Task to carry out →
All of the records below need to be returned exactly.
--- Source records Enclosed Below ---
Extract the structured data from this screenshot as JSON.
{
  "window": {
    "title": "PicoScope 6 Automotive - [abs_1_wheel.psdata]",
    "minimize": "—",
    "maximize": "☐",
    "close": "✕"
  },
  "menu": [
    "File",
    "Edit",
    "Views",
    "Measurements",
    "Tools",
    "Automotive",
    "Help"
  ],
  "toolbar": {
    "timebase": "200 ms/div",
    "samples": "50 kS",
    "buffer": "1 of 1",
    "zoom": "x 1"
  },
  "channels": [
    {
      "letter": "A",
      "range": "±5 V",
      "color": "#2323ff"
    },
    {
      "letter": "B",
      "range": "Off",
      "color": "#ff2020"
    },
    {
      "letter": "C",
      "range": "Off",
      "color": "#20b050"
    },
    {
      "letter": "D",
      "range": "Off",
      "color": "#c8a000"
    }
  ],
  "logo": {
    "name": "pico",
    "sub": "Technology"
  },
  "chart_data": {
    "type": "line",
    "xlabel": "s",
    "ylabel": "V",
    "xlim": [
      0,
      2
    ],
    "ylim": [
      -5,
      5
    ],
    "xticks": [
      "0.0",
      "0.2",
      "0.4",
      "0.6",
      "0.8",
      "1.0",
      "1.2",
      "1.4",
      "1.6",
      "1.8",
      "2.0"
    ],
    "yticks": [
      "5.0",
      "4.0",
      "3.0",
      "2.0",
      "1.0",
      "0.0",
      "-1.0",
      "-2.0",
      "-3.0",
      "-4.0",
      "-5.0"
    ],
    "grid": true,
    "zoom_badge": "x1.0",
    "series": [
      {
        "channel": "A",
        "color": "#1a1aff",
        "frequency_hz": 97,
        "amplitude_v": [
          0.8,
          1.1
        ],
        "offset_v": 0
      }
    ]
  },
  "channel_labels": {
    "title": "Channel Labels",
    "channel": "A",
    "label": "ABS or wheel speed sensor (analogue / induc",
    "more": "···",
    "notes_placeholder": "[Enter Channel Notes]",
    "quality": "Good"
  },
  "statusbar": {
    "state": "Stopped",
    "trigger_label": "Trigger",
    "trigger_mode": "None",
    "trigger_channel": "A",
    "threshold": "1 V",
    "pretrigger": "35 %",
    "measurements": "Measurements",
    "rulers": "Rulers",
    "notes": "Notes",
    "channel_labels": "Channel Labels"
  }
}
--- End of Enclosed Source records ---
Result for this task →
Extract the structured data from this screenshot as JSON.
{
  "window": {
    "title": "PicoScope 6 Automotive - [abs_1_wheel.psdata]",
    "minimize": "—",
    "maximize": "☐",
    "close": "✕"
  },
  "menu": [
    "File",
    "Edit",
    "Views",
    "Measurements",
    "Tools",
    "Automotive",
    "Help"
  ],
  "toolbar": {
    "timebase": "200 ms/div",
    "samples": "50 kS",
    "buffer": "1 of 1",
    "zoom": "x 1"
  },
  "channels": [
    {
      "letter": "A",
      "range": "±5 V",
      "color": "#2323ff"
    },
    {
      "letter": "B",
      "range": "Off",
      "color": "#ff2020"
    },
    {
      "letter": "C",
      "range": "Off",
      "color": "#20b050"
    },
    {
      "letter": "D",
      "range": "Off",
      "color": "#c8a000"
    }
  ],
  "logo": {
    "name": "pico",
    "sub": "Technology"
  },
  "chart_data": {
    "type": "line",
    "xlabel": "s",
    "ylabel": "V",
    "xlim": [
      0,
      2
    ],
    "ylim": [
      -5,
      5
    ],
    "xticks": [
      "0.0",
      "0.2",
      "0.4",
      "0.6",
      "0.8",
      "1.0",
      "1.2",
      "1.4",
      "1.6",
      "1.8",
      "2.0"
    ],
    "yticks": [
      "5.0",
      "4.0",
      "3.0",
      "2.0",
      "1.0",
      "0.0",
      "-1.0",
      "-2.0",
      "-3.0",
      "-4.0",
      "-5.0"
    ],
    "grid": true,
    "zoom_badge": "x1.0",
    "series": [
      {
        "channel": "A",
        "color": "#1a1aff",
        "frequency_hz": 97,
        "amplitude_v": [
          0.8,
          1.1
        ],
        "offset_v": 0
      }
    ]
  },
  "channel_labels": {
    "title": "Channel Labels",
    "channel": "A",
    "label": "ABS or wheel speed sensor (analogue / induc",
    "more": "···",
    "notes_placeholder": "[Enter Channel Notes]",
    "quality": "Good"
  },
  "statusbar": {
    "state": "Stopped",
    "trigger_label": "Trigger",
    "trigger_mode": "None",
    "trigger_channel": "A",
    "threshold": "1 V",
    "pretrigger": "35 %",
    "measurements": "Measurements",
    "rulers": "Rulers",
    "notes": "Notes",
    "channel_labels": "Channel Labels"
  }
}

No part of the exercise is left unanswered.